When it comes to your job hunt, you want the truth. Your recruiter should work with you to set realistic expectations and let you know what is going on. They should make it clear if your line of work isn’t their specialty — maybe even going as far as suggesting another recruiter that does specialize in your field. Recruiters know what their clients want to see on a resume and should let you know if yours is selling you short. If your resume isn’t up to snuff, they should be able to point you in the right direction to get it up to the client’s standards. While the truth might be hard to hear sometimes, recruiters need to have that tough love approach in order to keep everyone’s best interests to heart.
PROFESSIONAL RECRUITER CONS
Some recruiters will only contact you if they have a position you would fit into. They focus on results — filling positions for clients. That doesn’t necessarily mean finding you a position or building any kind of rapport with you. It could take these recruiters weeks to get back to you, even if it is bad news for your job search. You really want your recruiter to respect your career path and your personal priorities. You don’t want that call to be in the middle of your work day with the expectation that you will drop what you’re doing and talk to them. And you don’t want an unreliable recruiter. If you are getting this kind of treatment from any recruiter, they are not invested in you and view you as their commission. Filling positions is their job, but if you’re just another number to them, recruiters will push you toward jobs that aren’t fit for you. The recruiter’s client is the company employer, not you. Their priority is finding a body to fill the position and helping you to gain employment is always going to be second priority.

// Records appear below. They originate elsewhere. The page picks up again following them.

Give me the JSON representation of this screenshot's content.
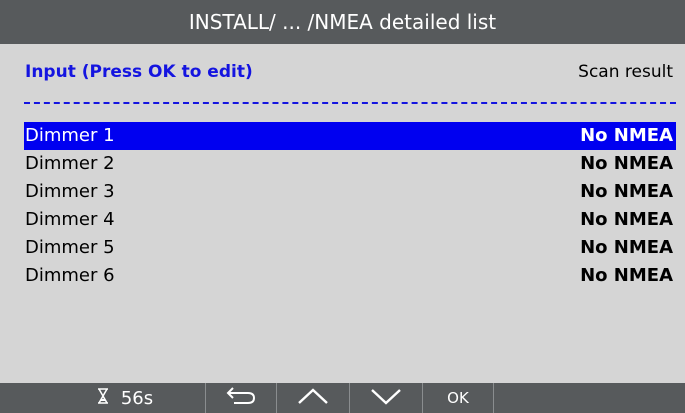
{
  "title": "INSTALL/ ... /NMEA detailed list",
  "header": {
    "left": "Input (Press OK to edit)",
    "right": "Scan result"
  },
  "rows": [
    {
      "name": "Dimmer 1",
      "status": "No NMEA",
      "selected": true
    },
    {
      "name": "Dimmer 2",
      "status": "No NMEA",
      "selected": false
    },
    {
      "name": "Dimmer 3",
      "status": "No NMEA",
      "selected": false
    },
    {
      "name": "Dimmer 4",
      "status": "No NMEA",
      "selected": false
    },
    {
      "name": "Dimmer 5",
      "status": "No NMEA",
      "selected": false
    },
    {
      "name": "Dimmer 6",
      "status": "No NMEA",
      "selected": false
    }
  ],
  "bottom_bar": {
    "timer_icon": "hourglass-icon",
    "timer": "56s",
    "back_icon": "back-arrow-icon",
    "up_icon": "chevron-up-icon",
    "down_icon": "chevron-down-icon",
    "ok_label": "OK"
  },
  "colors": {
    "bar_background": "#575a5c",
    "screen_background": "#d5d5d5",
    "accent_blue": "#1414e0",
    "selection": "#0000f0"
  }
}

NO INSIGHT TO THE POSITION
If your recruiter doesn’t take the time to get the details of the position, you can’t count on them to keep your priorities in mind. When they don’t know anything beyond what the job’s posting dictates, they can’t help you prepare for the interview or the position. You want a recruiter who is willing to invest the time and effort, to the company and to you, in order to guarantee the best person for the job gets the job.
ILL-SUITED JOB PLACEMENT
Some recruiters don’t bother finding the right fit. They have a canned style of recruiting employees meaning they put your resume out for any position that resembles your field. These recruiters don’t take the time to look closely at the job’s pay, location, or company culture to determine how you would fit into it. If you use a recruiter performing this way, you will probably end up with interviews or even a job that is ill-suited to your abilities.
The truth isn’t always pleasant and some recruiters use that as the rationale for only telling you what you want to hear. A good rule of thumb: if it sounds too good to be true, it probably is. Recognizing a recruiter’s language — candy-coated promises and overly enthusiastic expectations — is key to determining how they will communicate with you.
More honest recruiters than dishonest are out there. It is in their best interest to do their job well for both their clients and job seekers. They will do everything that they can to find the best person for the job, even if it isn’t you. If you aren’t right for the job, you want a recruiter that will recognize that. You don’t really want any job that isn’t a good fit for you. For example, if you are working for a great company in a low level position and apply for a higher position, but your passion is not with that job, you aren’t the right person for the job. Go after your professional passion. The right fit will make both you and the employer happy. When using a recruiter, part of their importance is their network and expertise at placing individuals into their ideal opportunities. Make sure you’re looking for a job on your own, recruiters aren’t the only way to find employment. Relying solely on the recruiter may cause you to miss out on an opportunity they aren’t aware of. Keep in mind: you are the best candidate for a job, it will just take time to find it.